Mr. Cooper, a major player in the mortgage and loan industry, has recently confirmed that some of its customer data was leaked due to a cyberattack.
The company, which serves over four million customers, is still in the process of investigating the extent of the data exposure. As of now, the details of the attack and the specific data affected remain unclear.
The company has clarified that it does not hold banking information related to mortgage payments on its systems. This information is managed by a third-party provider, which, according to Mr. Cooper, was not impacted by the incident.
Customers affected by the breach will receive notices by mail in the upcoming weeks. This announcement comes as Mr. Cooper continues to deal with system outages that began on October 31st, when the cyberattack was first detected.
In response, the company promptly shut down its systems to contain the attack. This has led to several customers reporting issues with accessing their accounts.
In a financial context, Mr. Cooper has informed the U.S. Securities and Exchange Commission that it may face up to $10 million in additional costs due to vendor services in the fourth quarter. The company does not foresee any significant long-term effects on its business operations.
Requests for further comments from Mr. Cooper were redirected to a third-party PR firm, which restated the company’s public announcement but did not provide detailed responses to specific inquiries.
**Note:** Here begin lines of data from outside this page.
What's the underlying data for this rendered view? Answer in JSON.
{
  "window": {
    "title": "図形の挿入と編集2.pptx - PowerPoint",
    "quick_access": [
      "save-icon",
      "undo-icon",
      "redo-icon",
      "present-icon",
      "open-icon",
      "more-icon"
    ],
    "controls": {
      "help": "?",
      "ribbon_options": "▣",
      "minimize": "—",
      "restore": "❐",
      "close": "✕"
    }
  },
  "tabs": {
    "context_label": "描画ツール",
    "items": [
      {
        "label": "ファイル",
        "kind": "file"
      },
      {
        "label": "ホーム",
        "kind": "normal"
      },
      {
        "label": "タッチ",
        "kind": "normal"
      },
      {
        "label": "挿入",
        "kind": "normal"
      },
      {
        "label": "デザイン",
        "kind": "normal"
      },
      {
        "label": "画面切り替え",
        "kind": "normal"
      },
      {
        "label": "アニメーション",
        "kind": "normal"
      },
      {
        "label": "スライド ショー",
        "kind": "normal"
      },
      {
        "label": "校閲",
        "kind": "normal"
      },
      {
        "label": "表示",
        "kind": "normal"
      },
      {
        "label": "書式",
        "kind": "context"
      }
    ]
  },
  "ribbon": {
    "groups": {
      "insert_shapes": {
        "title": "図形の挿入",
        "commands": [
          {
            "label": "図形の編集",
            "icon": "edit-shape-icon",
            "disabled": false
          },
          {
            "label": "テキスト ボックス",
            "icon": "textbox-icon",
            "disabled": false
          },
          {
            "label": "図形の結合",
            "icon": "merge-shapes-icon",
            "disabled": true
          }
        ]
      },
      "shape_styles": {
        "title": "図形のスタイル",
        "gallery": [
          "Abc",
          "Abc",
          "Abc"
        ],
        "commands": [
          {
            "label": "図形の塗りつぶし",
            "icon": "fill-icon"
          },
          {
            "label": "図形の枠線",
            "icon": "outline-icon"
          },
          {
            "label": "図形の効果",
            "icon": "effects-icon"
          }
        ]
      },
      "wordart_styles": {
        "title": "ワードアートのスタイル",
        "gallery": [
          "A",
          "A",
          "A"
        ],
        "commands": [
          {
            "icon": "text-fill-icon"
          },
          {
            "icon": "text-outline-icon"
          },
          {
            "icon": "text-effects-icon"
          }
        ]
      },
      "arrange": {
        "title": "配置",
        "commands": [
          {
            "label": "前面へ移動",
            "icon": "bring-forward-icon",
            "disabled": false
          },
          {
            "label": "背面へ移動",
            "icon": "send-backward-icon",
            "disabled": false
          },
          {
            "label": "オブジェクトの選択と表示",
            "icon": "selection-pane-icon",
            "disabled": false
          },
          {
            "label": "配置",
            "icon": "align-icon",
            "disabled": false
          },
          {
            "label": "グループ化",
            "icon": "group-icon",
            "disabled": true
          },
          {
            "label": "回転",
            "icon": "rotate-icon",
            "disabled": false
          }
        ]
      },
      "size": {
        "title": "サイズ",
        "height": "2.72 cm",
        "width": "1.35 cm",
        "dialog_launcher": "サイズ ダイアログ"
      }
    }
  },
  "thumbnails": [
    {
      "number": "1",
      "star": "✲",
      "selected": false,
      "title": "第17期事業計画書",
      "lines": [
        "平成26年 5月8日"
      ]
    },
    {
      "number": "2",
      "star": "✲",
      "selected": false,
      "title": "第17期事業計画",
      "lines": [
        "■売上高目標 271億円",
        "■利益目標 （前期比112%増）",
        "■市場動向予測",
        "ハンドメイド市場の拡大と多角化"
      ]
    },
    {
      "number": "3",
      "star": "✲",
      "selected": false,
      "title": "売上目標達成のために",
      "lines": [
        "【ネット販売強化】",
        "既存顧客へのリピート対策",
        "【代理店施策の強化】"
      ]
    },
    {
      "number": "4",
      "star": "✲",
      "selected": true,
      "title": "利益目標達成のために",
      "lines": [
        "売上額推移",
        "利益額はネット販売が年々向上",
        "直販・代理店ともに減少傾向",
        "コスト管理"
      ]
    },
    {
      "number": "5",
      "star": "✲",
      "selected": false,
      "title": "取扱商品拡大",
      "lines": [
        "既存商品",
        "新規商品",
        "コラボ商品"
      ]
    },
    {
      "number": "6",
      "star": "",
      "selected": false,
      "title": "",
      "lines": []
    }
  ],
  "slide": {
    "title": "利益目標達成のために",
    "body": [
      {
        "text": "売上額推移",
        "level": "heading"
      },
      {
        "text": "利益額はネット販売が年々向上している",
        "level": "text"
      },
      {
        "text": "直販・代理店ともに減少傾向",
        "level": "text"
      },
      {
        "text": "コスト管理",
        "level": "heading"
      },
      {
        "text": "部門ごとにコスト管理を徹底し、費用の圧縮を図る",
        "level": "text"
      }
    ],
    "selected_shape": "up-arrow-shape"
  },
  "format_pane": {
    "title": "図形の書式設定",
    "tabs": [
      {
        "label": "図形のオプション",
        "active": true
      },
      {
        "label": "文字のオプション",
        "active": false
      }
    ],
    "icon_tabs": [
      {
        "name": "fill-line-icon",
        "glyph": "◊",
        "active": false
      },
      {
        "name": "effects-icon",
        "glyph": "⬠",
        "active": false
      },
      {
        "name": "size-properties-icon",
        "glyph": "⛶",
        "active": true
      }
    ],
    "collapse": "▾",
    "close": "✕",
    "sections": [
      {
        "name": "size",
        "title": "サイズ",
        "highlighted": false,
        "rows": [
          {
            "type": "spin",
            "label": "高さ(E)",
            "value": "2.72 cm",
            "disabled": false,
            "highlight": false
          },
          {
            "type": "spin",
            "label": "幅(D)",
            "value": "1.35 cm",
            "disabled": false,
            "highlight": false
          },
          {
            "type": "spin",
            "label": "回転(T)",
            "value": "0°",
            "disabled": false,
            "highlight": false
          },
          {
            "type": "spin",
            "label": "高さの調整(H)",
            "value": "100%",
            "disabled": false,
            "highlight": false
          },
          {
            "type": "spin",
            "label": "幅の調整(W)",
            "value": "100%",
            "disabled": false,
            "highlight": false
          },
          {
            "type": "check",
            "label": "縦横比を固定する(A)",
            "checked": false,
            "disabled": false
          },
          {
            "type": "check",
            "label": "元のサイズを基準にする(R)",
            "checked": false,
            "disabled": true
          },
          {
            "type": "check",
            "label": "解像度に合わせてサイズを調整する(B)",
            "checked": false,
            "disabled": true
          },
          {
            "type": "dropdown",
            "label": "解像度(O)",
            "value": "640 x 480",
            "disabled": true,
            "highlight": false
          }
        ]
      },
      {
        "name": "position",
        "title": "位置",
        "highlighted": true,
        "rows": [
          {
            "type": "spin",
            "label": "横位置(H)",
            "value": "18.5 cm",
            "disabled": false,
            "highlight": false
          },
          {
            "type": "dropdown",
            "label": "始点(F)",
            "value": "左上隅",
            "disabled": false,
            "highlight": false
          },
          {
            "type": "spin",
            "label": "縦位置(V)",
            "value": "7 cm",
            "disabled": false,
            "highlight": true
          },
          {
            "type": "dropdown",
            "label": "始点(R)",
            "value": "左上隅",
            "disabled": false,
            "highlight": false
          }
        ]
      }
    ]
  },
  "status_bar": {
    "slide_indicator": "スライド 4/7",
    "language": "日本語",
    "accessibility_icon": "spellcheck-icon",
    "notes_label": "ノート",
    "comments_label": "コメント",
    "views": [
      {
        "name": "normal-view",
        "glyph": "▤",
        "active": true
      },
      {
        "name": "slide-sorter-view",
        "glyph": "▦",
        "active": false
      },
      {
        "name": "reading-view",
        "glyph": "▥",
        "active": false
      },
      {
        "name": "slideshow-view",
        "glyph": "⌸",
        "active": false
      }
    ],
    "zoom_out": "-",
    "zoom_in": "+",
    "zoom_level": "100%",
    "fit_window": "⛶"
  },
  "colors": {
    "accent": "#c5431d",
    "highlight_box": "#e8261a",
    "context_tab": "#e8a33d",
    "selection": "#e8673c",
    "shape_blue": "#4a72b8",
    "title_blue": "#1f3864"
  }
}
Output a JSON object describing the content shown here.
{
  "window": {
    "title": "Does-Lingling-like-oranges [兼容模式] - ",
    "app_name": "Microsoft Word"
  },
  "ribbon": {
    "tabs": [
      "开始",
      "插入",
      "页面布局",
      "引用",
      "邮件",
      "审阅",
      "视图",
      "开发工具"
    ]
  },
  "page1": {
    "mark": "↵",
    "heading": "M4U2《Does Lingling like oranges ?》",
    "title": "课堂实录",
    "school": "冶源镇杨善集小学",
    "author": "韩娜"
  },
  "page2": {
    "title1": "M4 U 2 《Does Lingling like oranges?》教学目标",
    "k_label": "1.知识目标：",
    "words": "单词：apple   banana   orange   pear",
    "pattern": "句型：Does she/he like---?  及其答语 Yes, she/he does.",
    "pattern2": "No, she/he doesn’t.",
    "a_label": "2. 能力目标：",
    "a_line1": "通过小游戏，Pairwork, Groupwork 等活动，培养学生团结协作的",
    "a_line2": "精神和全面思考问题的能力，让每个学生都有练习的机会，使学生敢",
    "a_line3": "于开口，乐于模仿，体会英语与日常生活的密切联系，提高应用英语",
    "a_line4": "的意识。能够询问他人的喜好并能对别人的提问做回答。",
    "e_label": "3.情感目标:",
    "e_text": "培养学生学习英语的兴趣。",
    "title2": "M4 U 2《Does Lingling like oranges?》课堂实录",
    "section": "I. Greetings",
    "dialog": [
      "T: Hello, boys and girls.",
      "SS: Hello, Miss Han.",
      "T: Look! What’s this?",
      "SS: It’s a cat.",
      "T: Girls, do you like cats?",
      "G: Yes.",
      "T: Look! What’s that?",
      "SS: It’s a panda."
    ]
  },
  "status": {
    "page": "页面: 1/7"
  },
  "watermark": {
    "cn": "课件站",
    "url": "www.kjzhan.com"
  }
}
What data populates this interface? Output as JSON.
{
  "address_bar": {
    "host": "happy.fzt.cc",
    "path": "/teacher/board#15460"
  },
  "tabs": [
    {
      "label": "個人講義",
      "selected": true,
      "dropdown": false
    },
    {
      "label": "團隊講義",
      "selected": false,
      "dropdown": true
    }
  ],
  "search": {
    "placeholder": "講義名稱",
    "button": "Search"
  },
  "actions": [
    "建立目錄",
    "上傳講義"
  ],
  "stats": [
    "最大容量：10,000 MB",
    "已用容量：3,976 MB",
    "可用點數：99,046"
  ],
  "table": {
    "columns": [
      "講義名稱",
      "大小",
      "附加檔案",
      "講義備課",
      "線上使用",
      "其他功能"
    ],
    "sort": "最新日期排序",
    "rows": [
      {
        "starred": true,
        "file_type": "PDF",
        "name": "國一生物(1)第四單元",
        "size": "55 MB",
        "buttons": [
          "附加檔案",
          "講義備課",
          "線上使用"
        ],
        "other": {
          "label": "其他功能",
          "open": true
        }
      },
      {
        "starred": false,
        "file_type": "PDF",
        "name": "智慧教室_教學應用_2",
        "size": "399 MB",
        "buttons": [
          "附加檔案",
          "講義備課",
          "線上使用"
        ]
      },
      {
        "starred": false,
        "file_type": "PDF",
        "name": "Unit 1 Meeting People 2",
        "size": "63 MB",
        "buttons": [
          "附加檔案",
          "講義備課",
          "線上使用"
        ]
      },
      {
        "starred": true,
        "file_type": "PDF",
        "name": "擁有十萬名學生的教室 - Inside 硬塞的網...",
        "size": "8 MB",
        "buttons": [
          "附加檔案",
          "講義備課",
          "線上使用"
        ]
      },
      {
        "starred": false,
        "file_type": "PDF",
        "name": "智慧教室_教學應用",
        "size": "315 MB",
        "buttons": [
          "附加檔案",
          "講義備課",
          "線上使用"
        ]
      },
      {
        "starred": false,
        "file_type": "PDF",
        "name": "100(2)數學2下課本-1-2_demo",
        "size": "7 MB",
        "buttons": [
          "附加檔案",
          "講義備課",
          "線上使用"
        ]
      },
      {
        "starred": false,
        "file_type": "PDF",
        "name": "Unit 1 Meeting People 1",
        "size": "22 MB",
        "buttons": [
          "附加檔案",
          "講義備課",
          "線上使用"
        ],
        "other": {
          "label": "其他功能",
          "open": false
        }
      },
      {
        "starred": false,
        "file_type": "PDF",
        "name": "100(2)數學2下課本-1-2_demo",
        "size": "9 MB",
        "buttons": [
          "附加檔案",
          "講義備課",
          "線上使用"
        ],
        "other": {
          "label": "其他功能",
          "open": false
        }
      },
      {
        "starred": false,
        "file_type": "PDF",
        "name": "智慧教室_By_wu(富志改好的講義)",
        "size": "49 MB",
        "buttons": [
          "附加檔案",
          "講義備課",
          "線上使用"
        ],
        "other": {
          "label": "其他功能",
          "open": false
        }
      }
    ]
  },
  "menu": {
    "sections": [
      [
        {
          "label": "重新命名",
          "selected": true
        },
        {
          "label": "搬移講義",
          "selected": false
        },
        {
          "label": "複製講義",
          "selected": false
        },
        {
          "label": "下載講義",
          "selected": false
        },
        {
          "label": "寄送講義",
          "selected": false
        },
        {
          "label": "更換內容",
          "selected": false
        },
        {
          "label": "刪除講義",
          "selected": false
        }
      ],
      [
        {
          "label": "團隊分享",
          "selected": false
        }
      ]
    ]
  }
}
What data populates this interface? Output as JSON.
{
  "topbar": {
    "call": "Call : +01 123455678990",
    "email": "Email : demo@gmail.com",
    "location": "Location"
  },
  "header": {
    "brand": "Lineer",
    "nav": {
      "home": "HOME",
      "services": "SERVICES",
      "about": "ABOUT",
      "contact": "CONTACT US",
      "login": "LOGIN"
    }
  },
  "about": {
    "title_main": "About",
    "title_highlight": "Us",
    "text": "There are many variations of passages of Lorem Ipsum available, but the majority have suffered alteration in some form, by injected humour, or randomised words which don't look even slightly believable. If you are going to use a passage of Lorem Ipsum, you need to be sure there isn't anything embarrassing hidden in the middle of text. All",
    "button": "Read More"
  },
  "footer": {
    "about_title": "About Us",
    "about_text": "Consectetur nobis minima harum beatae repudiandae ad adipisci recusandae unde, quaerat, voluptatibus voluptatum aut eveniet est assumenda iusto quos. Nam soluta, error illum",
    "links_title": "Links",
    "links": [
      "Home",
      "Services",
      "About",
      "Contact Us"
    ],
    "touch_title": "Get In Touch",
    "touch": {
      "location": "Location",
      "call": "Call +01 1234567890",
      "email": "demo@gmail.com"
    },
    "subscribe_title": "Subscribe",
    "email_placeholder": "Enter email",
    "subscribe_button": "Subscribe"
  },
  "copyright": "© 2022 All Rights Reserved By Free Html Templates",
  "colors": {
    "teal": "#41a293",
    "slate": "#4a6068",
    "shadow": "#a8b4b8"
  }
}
Mr. Cooper’s Chief Information Security Officer, Scot Miller, was not made available for an interview when requested.